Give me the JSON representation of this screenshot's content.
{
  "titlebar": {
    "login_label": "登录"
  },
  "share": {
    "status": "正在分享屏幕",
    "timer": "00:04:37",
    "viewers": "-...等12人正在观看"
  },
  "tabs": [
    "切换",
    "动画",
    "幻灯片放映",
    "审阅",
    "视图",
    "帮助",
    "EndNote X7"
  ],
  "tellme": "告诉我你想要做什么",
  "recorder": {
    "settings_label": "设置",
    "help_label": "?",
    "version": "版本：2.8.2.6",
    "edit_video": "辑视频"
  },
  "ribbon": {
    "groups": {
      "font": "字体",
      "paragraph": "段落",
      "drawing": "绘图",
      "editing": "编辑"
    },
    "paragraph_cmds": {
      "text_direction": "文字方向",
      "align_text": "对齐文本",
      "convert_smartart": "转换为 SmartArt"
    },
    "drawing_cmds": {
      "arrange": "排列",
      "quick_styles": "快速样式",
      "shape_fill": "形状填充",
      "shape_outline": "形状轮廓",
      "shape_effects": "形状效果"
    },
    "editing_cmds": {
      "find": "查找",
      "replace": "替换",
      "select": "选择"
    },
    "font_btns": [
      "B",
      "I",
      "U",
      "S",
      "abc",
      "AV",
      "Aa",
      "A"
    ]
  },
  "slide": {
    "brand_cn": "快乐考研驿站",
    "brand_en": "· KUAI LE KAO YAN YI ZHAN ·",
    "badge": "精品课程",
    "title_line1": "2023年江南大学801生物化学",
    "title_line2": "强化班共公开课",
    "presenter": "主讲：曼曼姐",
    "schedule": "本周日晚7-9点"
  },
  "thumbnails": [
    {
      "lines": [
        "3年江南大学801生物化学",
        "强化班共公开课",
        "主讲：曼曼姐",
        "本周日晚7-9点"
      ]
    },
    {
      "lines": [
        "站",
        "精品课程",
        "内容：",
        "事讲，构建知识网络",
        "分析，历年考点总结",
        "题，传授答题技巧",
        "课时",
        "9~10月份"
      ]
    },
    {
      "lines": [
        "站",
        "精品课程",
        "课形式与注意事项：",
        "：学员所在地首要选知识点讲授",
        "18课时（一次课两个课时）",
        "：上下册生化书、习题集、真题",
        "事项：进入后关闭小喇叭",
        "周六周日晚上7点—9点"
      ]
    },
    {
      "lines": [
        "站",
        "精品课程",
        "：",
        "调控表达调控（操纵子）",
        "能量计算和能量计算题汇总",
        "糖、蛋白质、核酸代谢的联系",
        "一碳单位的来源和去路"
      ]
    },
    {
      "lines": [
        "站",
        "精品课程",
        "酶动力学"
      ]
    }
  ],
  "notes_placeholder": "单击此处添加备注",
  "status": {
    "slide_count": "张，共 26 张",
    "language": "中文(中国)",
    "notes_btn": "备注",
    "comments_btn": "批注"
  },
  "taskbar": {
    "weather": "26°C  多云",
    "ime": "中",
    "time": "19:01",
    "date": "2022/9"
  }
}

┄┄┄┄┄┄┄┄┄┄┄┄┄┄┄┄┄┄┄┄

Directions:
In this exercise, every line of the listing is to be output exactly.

Output of the task:
Give me the JSON representation of this screenshot's content.
{
  "titlebar": {
    "login_label": "登录"
  },
  "share": {
    "status": "正在分享屏幕",
    "timer": "00:04:37",
    "viewers": "-...等12人正在观看"
  },
  "tabs": [
    "切换",
    "动画",
    "幻灯片放映",
    "审阅",
    "视图",
    "帮助",
    "EndNote X7"
  ],
  "tellme": "告诉我你想要做什么",
  "recorder": {
    "settings_label": "设置",
    "help_label": "?",
    "version": "版本：2.8.2.6",
    "edit_video": "辑视频"
  },
  "ribbon": {
    "groups": {
      "font": "字体",
      "paragraph": "段落",
      "drawing": "绘图",
      "editing": "编辑"
    },
    "paragraph_cmds": {
      "text_direction": "文字方向",
      "align_text": "对齐文本",
      "convert_smartart": "转换为 SmartArt"
    },
    "drawing_cmds": {
      "arrange": "排列",
      "quick_styles": "快速样式",
      "shape_fill": "形状填充",
      "shape_outline": "形状轮廓",
      "shape_effects": "形状效果"
    },
    "editing_cmds": {
      "find": "查找",
      "replace": "替换",
      "select": "选择"
    },
    "font_btns": [
      "B",
      "I",
      "U",
      "S",
      "abc",
      "AV",
      "Aa",
      "A"
    ]
  },
  "slide": {
    "brand_cn": "快乐考研驿站",
    "brand_en": "· KUAI LE KAO YAN YI ZHAN ·",
    "badge": "精品课程",
    "title_line1": "2023年江南大学801生物化学",
    "title_line2": "强化班共公开课",
    "presenter": "主讲：曼曼姐",
    "schedule": "本周日晚7-9点"
  },
  "thumbnails": [
    {
      "lines": [
        "3年江南大学801生物化学",
        "强化班共公开课",
        "主讲：曼曼姐",
        "本周日晚7-9点"
      ]
    },
    {
      "lines": [
        "站",
        "精品课程",
        "内容：",
        "事讲，构建知识网络",
        "分析，历年考点总结",
        "题，传授答题技巧",
        "课时",
        "9~10月份"
      ]
    },
    {
      "lines": [
        "站",
        "精品课程",
        "课形式与注意事项：",
        "：学员所在地首要选知识点讲授",
        "18课时（一次课两个课时）",
        "：上下册生化书、习题集、真题",
        "事项：进入后关闭小喇叭",
        "周六周日晚上7点—9点"
      ]
    },
    {
      "lines": [
        "站",
        "精品课程",
        "：",
        "调控表达调控（操纵子）",
        "能量计算和能量计算题汇总",
        "糖、蛋白质、核酸代谢的联系",
        "一碳单位的来源和去路"
      ]
    },
    {
      "lines": [
        "站",
        "精品课程",
        "酶动力学"
      ]
    }
  ],
  "notes_placeholder": "单击此处添加备注",
  "status": {
    "slide_count": "张，共 26 张",
    "language": "中文(中国)",
    "notes_btn": "备注",
    "comments_btn": "批注"
  },
  "taskbar": {
    "weather": "26°C  多云",
    "ime": "中",
    "time": "19:01",
    "date": "2022/9"
  }
}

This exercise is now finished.